Currently a church or school with multiple buildings is allowed the same amount of signage as those with just one building. The updated ordinance, discussed during Monday’s workshop, would allow buildings with at least 2,000 square feet to display up to three signs.

During a January meeting Marquardt said he felt organizations with large campuses were disadvantaged by current sign restrictions.

Councilmembers agreed to forward the ordinance updates to the new business calendar for an upcoming council meeting.
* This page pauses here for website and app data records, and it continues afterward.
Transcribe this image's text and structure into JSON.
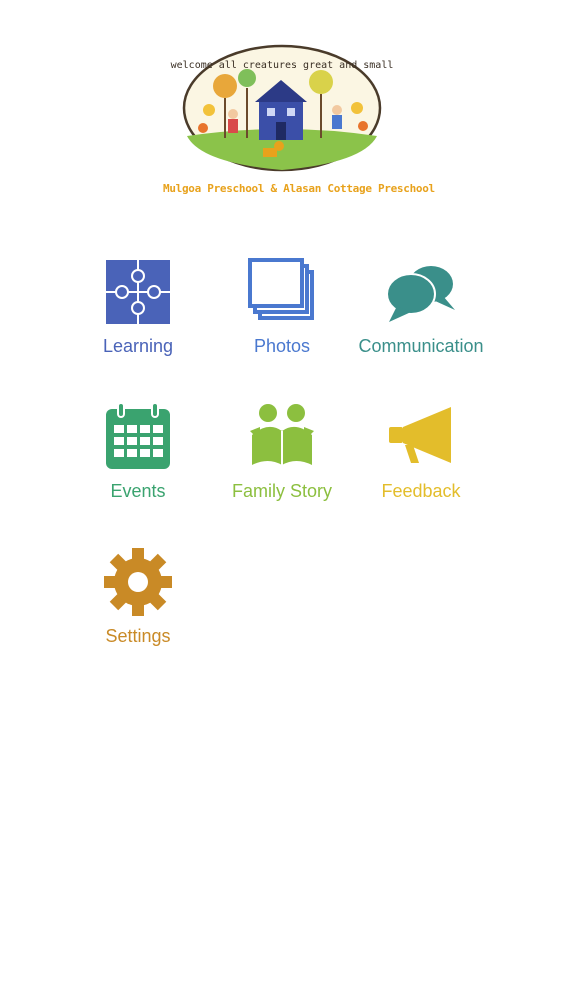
{
  "header": {
    "logo_text_top": "welcome all creatures great and small",
    "logo_caption": "Mulgoa Preschool & Alasan Cottage Preschool"
  },
  "menu": [
    {
      "id": "learning",
      "label": "Learning",
      "color": "#4a63b8",
      "icon": "puzzle-icon"
    },
    {
      "id": "photos",
      "label": "Photos",
      "color": "#4a78cf",
      "icon": "photos-icon"
    },
    {
      "id": "communication",
      "label": "Communication",
      "color": "#3a8f8a",
      "icon": "chat-bubbles-icon"
    },
    {
      "id": "events",
      "label": "Events",
      "color": "#3aa36f",
      "icon": "calendar-icon"
    },
    {
      "id": "family_story",
      "label": "Family Story",
      "color": "#8cbf3f",
      "icon": "family-reading-icon"
    },
    {
      "id": "feedback",
      "label": "Feedback",
      "color": "#e3bd2b",
      "icon": "megaphone-icon"
    },
    {
      "id": "settings",
      "label": "Settings",
      "color": "#c98a26",
      "icon": "gear-icon"
    }
  ]
}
The council also continued its discussion on the separate-but-related issue of updating the special events section of city code to accommodate St. Agnes Catholic Parish’s October display for abortion awareness month. The church’s display of roughly 40 small crosses violates current code which allows organizations to advertise special events by displaying up to three signs for four days.

This was the fifth time the issue has been brought before councilmembers since December.

The latest round of updates would allow an unlimited number of signs to be posted for up to 31 consecutive days for a maximum of 60 days per year. The entire event display could not exceed 500 square feet or 5 percent of the total square feet of the property, whichever is less.

City staff said attorneys representing Roeland Park and St. Agnes supported the proposed changes for temporary signage and special events signage.

However, during Monday’s meeting St. Agnes Attorney Jeanne Gorman said it sounded like city staff was interpreting the definition of a structure within the ordinance differently than what the church had thought. Gorman said she had interpreted the definition to mean the church and its schools could have events according to their own building structure.

“If that’s not the case then St. Agnes would ask for some kind of accommodation,” Gorman said.

Councilmember Tim Janssen suggested adjusting language so it only restricted signage to a percentage of the total square feet of the property. Marquardt questioned whether that allowance would grant too much signage space.

After a brief discussion with Gorman city staff suggested changing the language so signage restrictions would apply to addresses, instead of structures.

Janssen said the suggestion made sense and asked for a consensus to forward the issue to council. Enough councilmembers signaled their approval and the item was added to new business for an upcoming meeting.